|Title||Signpost (Weber, Utah), 1985-02-26, Vol. 45, No. 35|
|Creator||Weber State College|
|Contributors||Associated Students of Weber College; A generous grant from the Utah State Library and the Institute of Museum and Library Services.|
|Description||Weber's current student newspaper, the Signpost, first appeared on September 29, 1937. For two years prior to that time, campus news was disseminated via announcements posted on a bulletin board known as the "Signpost". As a result, the masthead of the first issue of the paper itself featured a rudimentary wooden sign with the title spelled out in rustic-looking letters. Over the years the paper has been published continuously, though the look, size and style has changed several times.|
|Subject||College student newspapers and periodicals; Weber State College|
|Publisher Digital||Stewart Library, Weber State University|
|Source||University Archives LD5893.W55 S5, Stewart Library, Weber State University|
|Rights Management||Public Domain.

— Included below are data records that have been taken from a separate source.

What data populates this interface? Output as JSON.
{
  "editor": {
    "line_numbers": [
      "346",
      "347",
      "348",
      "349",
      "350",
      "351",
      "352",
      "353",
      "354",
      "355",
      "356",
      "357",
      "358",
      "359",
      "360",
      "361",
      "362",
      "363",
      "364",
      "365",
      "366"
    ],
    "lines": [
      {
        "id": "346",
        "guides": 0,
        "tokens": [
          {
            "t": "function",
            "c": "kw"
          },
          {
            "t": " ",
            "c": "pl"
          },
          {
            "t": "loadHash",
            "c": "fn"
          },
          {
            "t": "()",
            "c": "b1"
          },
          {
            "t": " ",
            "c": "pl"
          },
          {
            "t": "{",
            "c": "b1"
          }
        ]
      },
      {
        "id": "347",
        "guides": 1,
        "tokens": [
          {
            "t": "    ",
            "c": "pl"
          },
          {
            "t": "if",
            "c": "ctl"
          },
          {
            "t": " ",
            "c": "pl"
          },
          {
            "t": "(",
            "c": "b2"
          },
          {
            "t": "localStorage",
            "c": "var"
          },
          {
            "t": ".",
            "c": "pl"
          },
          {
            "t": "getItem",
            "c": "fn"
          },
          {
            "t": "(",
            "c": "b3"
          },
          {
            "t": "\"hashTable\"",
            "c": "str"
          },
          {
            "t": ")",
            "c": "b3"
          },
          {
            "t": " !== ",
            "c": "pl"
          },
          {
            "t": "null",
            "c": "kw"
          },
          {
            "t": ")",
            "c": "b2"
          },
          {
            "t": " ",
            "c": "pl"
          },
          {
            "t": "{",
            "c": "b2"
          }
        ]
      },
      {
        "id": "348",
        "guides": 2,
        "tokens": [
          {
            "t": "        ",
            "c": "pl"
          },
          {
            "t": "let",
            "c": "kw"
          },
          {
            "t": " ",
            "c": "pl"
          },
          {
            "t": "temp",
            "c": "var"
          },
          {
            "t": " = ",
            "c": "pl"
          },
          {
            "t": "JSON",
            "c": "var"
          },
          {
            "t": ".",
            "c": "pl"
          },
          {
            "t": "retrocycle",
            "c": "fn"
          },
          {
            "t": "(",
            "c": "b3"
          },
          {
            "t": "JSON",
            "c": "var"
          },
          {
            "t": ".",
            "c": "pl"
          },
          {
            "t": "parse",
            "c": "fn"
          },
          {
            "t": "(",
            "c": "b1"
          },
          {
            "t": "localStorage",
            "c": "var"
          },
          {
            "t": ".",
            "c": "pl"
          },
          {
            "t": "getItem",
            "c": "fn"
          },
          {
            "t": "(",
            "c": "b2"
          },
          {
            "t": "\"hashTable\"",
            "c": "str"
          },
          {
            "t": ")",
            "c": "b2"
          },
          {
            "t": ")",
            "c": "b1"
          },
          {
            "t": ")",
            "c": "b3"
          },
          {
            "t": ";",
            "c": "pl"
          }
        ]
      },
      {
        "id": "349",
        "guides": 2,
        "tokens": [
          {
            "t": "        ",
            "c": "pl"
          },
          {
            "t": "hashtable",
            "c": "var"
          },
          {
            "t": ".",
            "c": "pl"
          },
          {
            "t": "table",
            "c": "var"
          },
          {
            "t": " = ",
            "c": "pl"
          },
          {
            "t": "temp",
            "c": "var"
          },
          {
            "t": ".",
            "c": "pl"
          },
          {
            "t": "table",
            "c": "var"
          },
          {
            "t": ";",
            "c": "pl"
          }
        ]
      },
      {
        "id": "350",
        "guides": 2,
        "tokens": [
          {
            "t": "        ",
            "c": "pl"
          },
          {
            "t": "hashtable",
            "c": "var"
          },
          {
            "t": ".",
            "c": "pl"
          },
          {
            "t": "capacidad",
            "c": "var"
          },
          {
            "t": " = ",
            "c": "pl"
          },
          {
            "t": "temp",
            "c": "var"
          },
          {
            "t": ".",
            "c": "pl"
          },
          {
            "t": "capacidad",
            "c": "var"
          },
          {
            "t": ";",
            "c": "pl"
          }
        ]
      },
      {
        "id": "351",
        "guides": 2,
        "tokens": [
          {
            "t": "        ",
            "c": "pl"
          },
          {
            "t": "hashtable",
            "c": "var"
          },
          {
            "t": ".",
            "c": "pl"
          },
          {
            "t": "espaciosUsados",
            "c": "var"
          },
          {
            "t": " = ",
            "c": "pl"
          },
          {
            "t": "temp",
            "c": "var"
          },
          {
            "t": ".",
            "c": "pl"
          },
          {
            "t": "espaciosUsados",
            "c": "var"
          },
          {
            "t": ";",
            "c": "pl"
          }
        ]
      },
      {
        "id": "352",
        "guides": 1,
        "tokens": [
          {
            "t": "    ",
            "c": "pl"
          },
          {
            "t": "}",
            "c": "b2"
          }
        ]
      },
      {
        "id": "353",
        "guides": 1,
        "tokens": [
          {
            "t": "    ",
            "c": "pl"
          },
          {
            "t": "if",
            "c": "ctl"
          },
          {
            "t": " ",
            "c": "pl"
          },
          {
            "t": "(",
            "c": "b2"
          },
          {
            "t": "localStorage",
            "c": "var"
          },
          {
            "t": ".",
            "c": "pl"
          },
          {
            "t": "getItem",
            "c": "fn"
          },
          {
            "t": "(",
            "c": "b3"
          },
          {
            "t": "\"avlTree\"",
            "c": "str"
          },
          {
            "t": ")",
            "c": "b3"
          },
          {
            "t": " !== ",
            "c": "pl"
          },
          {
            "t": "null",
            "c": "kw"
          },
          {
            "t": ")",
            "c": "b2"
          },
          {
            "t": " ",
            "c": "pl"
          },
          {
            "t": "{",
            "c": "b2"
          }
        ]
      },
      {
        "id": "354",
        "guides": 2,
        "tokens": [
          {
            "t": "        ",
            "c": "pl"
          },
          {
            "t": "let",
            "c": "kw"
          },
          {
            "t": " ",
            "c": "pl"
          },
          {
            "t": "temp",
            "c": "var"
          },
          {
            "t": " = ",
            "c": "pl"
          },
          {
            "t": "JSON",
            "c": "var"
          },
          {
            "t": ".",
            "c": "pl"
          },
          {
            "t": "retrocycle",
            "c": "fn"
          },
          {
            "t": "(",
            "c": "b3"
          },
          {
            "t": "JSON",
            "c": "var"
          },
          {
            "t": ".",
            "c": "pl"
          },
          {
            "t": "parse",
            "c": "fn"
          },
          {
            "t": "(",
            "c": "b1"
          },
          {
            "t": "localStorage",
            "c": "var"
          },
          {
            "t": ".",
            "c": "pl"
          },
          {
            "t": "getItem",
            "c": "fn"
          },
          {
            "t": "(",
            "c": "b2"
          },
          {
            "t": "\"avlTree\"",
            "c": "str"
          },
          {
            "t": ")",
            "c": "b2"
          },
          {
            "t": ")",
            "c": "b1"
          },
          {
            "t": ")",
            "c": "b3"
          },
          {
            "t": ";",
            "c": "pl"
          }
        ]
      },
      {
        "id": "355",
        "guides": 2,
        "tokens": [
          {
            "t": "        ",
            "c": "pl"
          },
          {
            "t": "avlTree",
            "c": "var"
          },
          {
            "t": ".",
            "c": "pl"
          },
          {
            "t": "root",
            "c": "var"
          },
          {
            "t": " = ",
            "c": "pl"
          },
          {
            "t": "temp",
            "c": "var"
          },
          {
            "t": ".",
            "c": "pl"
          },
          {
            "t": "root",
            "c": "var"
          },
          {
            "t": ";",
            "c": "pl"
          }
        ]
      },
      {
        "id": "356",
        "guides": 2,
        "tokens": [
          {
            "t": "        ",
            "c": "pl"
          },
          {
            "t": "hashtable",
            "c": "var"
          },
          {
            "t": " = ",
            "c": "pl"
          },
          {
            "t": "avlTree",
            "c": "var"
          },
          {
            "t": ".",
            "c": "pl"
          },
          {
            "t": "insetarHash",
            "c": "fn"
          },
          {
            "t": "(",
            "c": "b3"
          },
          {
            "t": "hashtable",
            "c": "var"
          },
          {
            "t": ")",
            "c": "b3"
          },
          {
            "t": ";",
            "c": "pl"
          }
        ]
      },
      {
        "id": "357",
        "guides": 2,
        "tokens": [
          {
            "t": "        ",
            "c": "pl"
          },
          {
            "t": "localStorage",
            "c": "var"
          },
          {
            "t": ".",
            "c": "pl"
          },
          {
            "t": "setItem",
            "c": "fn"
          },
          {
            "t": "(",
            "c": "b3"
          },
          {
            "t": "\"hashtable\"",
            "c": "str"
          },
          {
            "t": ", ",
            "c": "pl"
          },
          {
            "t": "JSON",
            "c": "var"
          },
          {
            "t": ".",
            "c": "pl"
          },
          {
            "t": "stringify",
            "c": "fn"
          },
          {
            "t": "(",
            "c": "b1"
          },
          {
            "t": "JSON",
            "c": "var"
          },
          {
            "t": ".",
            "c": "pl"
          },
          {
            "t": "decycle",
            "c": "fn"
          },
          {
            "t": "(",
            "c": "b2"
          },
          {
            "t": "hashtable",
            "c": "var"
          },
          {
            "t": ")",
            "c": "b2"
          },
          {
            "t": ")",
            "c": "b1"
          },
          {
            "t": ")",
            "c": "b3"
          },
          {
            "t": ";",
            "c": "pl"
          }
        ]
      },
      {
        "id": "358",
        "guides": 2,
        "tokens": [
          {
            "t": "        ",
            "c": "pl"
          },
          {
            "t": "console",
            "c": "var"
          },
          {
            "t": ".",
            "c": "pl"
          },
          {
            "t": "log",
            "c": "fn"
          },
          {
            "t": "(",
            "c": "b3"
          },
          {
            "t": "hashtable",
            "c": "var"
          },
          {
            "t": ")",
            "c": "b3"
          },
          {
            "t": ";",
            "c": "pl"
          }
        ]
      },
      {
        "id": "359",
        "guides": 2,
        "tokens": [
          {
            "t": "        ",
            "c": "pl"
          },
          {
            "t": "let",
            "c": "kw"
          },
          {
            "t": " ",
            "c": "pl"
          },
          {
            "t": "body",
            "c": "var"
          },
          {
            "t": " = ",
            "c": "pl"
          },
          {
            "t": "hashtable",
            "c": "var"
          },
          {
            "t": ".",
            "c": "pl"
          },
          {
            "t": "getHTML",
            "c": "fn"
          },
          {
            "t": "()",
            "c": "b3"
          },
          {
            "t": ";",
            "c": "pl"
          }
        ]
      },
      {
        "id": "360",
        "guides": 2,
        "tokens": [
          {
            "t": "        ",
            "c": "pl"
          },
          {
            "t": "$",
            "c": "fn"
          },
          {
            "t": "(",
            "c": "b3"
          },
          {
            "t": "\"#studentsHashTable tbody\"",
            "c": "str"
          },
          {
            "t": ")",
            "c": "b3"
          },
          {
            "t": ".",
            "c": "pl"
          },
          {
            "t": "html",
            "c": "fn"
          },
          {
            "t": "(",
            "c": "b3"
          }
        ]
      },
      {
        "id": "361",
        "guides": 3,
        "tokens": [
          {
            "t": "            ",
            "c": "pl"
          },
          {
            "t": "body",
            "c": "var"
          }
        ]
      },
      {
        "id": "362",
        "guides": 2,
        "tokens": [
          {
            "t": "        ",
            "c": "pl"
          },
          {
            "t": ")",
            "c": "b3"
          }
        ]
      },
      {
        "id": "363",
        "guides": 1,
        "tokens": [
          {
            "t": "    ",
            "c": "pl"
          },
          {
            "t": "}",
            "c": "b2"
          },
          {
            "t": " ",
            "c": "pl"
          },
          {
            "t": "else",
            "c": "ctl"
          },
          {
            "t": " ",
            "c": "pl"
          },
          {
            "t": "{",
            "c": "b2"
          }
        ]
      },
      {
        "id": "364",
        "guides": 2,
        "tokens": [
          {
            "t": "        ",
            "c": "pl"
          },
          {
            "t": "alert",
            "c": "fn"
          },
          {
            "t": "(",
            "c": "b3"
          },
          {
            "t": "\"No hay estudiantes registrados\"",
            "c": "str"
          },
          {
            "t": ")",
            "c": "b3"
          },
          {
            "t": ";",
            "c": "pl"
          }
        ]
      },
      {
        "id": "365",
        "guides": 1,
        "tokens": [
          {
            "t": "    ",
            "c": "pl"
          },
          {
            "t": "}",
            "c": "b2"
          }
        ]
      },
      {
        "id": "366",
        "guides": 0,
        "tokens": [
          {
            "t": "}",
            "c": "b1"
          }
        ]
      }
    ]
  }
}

Courtesy of University Archives, Stewart Library, Weber State University.|